Mass Appeal Part II
In the midst of winter, I must return to summer for part II of Mass Appeal. A highlight of my sojourn to the Midwest was a weekend at St. John’s Abbey in Collegeville, Minnesota. Collegeville encompasses St. John’s University, St. John’s Abbey, and the Liturgical Press. Worship, the venerable publication of LP, had been a staple of my liturgical and theological diet. The attraction of St. John was not the campus or the press, but the abbey itself. I am not a monk and never wanted to be a monk, but to pray with the Benedictines is a treat. This abbey in the heartland is supposed to be a model of liturgy. I wanted to be part of it, even for only a weekend.
The main attraction at the abbey is the Liturgy of the Hours: morning, midday and evening prayer. The Benedictines have their own version of the Hours. I don’t know why. Isn’t the default LOH sufficient? Maybe it has something to do with keeping their publishing house in business. To pray the Hours, you don’t just flip pages; you flip books: hymnal, psalter, and the volume of responsorials and canticles. A sign board provides the hymn number and the week of the psalm cycle, but that isn’t much help. Apparently it is anathema to make announcements like: “Dear brethren and friends, let’s greet the morning with voices raised in praise and thanks. Turn to page 234 in your hymnal to sing, ‘It’s a brand new day,’ all verses.” No, we did not sing “It’s a brand new day,” but by the time I located whatever hymn we sang, it was over. Happily, a gentleman in the next choir stall (at the abbey, there is sufficient seating in the choir for the monks and visitors) knew what he was doing, and helped me find my way in the psalter and the responsorial books. The problem of managing the manuals was alleviated after Friday’s evening prayer. This was the weekend of the Oblates’ retreat. They were asked to remain after prayer, and the next morning we came to choir and found the three books at each stall opened to the proper pages. Everything was fine.
As for the celebrations of the Mass, there was nothing exceptional, which is the way Mass ought to be. The age of gimmicks and goofiness has passed. Do what is supposed to be done. The Mass should be a prayer of the community, not a performance of the celebrant and other ministers. I do, however, recall one of the homilies based on the day’s Gospel, Matthew 12: 1-8, wherein Jesus quotes the prophet Hosea: “I desire mercy, not sacrifice.” The homilist repeated that exhortation and added: “On a hot summer’s day, celebrating Mass in a non-air conditioned church seems like sufficient sacrifice. A little mercy is in order.” Finis.

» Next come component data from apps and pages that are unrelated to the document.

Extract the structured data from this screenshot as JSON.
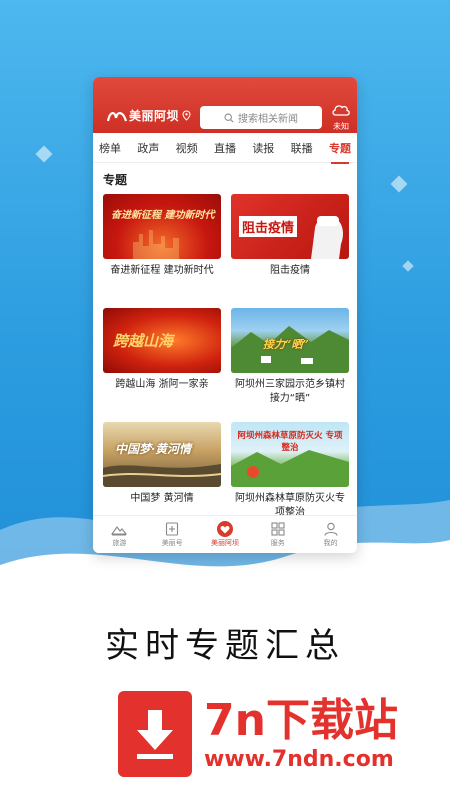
{
  "app": {
    "logo_text": "美丽阿坝",
    "search_placeholder": "搜索相关新闻",
    "weather_label": "未知"
  },
  "tabs": [
    {
      "label": "榜单"
    },
    {
      "label": "政声"
    },
    {
      "label": "视频"
    },
    {
      "label": "直播"
    },
    {
      "label": "读报"
    },
    {
      "label": "联播"
    },
    {
      "label": "专题"
    }
  ],
  "active_tab": "专题",
  "section": {
    "title": "专题"
  },
  "cards": [
    {
      "title": "奋进新征程 建功新时代",
      "thumb_text": "奋进新征程 建功新时代"
    },
    {
      "title": "阻击疫情",
      "thumb_text": "阻击疫情"
    },
    {
      "title": "跨越山海 浙阿一家亲",
      "thumb_text": "跨越山海"
    },
    {
      "title": "阿坝州三家园示范乡镇村接力“晒”",
      "thumb_text": "接力“晒”"
    },
    {
      "title": "中国梦 黄河情",
      "thumb_text": "中国梦·黄河情"
    },
    {
      "title": "阿坝州森林草原防灭火专项整治",
      "thumb_text": "阿坝州森林草原防灭火 专项整治"
    }
  ],
  "bottom_nav": [
    {
      "label": "旅游",
      "icon": "mountain-icon"
    },
    {
      "label": "美丽号",
      "icon": "plus-doc-icon"
    },
    {
      "label": "美丽阿坝",
      "icon": "heart-icon"
    },
    {
      "label": "服务",
      "icon": "grid-icon"
    },
    {
      "label": "我的",
      "icon": "person-icon"
    }
  ],
  "caption": "实时专题汇总",
  "watermark": {
    "title": "7n下载站",
    "url": "www.7ndn.com"
  },
  "colors": {
    "brand_red": "#d93a2e",
    "sky_blue": "#2d9de0",
    "watermark_red": "#e3312d"
  }
}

The Abbey church that also serves as the university church is from the Bauhaus architectural school. Father David enlightened me about Bauhaus: it favored concrete construction with minimal ornamentation. The abbey church fits the bill: big, muscular and built to last. “A Mighty Fortress is Our God” meshes well with this space. “Softly and Tenderly, Jesus is Calling”—not so much. The massive “bell banner” fronting the church gives one an idea of the Bauhaus effect. There is Father David at the base support. This is BIG.
Another Bauhaus inspired creation was a concrete sculpture that we passed on our commute from from the housing area to the church. It had to mean something. A hint is that a right turn at this point takes one to the university’s athletic complex. So, appropriately, the sculpture is named “The Athlete.” And after shooting the picture, I noticed something nearby. “I can run faster than you!”